Chloroalkane regulations in Europe
CAs are under a high degree of regulatory scrutiny, with one of the main questions being how much can legally be in a product or material. Much of this is due to the regulatory environment surrounding SCCPs and mistakes people make when they define CAs. Unlike MCCP and LCCP, SCCPs are classified as SVHCs (Substances of Very High Concern) and have not been produced in Europe for many years as they are subject to authorisation.
Notification to ECHA is a legal requirement for imported consumer products which contain >0.1% w/w SCCP. Often, there are claims that SCCPs “appear in products” above the limit or, even more incorrectly, in European MCCP/LCCP products. However, SCCP and MCCP/LCCP are very different ‘chemicals’.
It is important to distinguish between SCCP and short carbon chain components of other longer chain UVCB substances. Regulatory action on SCCPs is on the substance as defined by CAS No 85535-84-8/EINECS 287-476-5, which have been tested fully. This includes chain lengths from, predominantly, C10 to C13 and their concentration in longer chain chlorinated alkane products (such as medium chain chlorinated paraffin (MCCP) or long chain chlorinated paraffin (LCCP)) is always zero.
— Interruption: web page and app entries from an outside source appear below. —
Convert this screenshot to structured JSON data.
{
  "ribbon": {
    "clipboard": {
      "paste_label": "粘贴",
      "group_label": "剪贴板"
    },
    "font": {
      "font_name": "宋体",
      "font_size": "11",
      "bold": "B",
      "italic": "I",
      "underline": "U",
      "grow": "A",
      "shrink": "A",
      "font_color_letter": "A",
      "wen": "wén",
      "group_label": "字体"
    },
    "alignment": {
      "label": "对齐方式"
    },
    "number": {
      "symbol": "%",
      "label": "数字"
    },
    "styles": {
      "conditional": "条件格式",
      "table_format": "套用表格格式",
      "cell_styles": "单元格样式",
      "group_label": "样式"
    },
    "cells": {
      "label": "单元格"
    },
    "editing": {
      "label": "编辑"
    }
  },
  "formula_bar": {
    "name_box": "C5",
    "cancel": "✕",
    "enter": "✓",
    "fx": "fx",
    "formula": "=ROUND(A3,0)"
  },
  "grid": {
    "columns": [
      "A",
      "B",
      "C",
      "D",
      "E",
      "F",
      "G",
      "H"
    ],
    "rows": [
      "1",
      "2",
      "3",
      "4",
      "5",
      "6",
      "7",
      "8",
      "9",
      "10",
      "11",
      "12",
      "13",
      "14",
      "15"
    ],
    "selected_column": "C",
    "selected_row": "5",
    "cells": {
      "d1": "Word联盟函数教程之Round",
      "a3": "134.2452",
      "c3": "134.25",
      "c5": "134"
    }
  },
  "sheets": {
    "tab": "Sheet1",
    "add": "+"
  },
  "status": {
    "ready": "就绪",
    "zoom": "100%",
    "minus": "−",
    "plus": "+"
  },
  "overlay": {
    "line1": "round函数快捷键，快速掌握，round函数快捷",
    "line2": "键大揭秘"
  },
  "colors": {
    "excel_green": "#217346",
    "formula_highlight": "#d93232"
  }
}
Similarly, MCCPs are defined by specific CAS and EINECS Numbers (85535-85-9/287-477-0). These are chain lengths of, predominantly, C14 to C17. There remain some constituents of MCCPs which lie outside this range, however these are part of the substance and will have been present when the substance was tested in regulatory required assessment. For MCCPs (and MCCP products), when small amounts of chlorinated components, that are less than 14 carbon atoms long are found, they are not SCCP but rather <C14 constituents that are part of the registered MCCP product which is a UVCB substance. SCCPs and MCCPs are not blended together, nor are C13 components added to MCCPs. MCCPs are not defined as a mixture under REACH but are defined as substances.
Chlorinated molecules can potentially also be found in chloroalkane products produced outside the EU (i.e. in imported products). It is important to note though that, in other global regions, chloroalkane substances are not always categorized by carbon chain length, but by chlorination level (e.g. China). This means that CA products used in imported consumer products could in fact be composed of other carbon chain length ranges (e.g. C10-20, 52%Cl in China). As such it is not correct to assume that any <C14 chloro alkanes found in imported products are SCCPs, as defined by the above CAS and EINECS numbers.
There are tens of thousands of possible chloroalkane chains that can be potentially found in CA products. This is amplified by analytical problems and poor availability of relevant testing standards. Find out more in our presentation on this fascinating, but crucial subject!
Under REACH, additional lab testing has taken place to identify the properties of MCCP to show they are not toxic, persistant in the environment or accumulative in animals. Existing studies show that medium and long chain CAs:
- are not very volatile,
- are chemically very stable,
- will adsorb strongly onto sediment (so will not end up in water),
- will degrade due to the activity of bacteria (particularly true for lower chlorine content CA, 80% within 42 days)
- do not biomagnify in fish
- do not show any measurable toxicity in several species of fish
- do not mimic oestrogenic compounds
- are not significantly absorbed through the skin
- are not skin sensitisers
- do not have a mechanism in humans that could lead to cancer
Given the range of lab studies on these molecules and as they have been used for many years, their risk management is well characterised. As such, sensible and scientific risk assessment shows that these versatile chemicals can be safely used. In their 2019 assessment, the UK evaluating authority noted that the risks associated from the manufacture and use of MCCP in Europe are well controlled.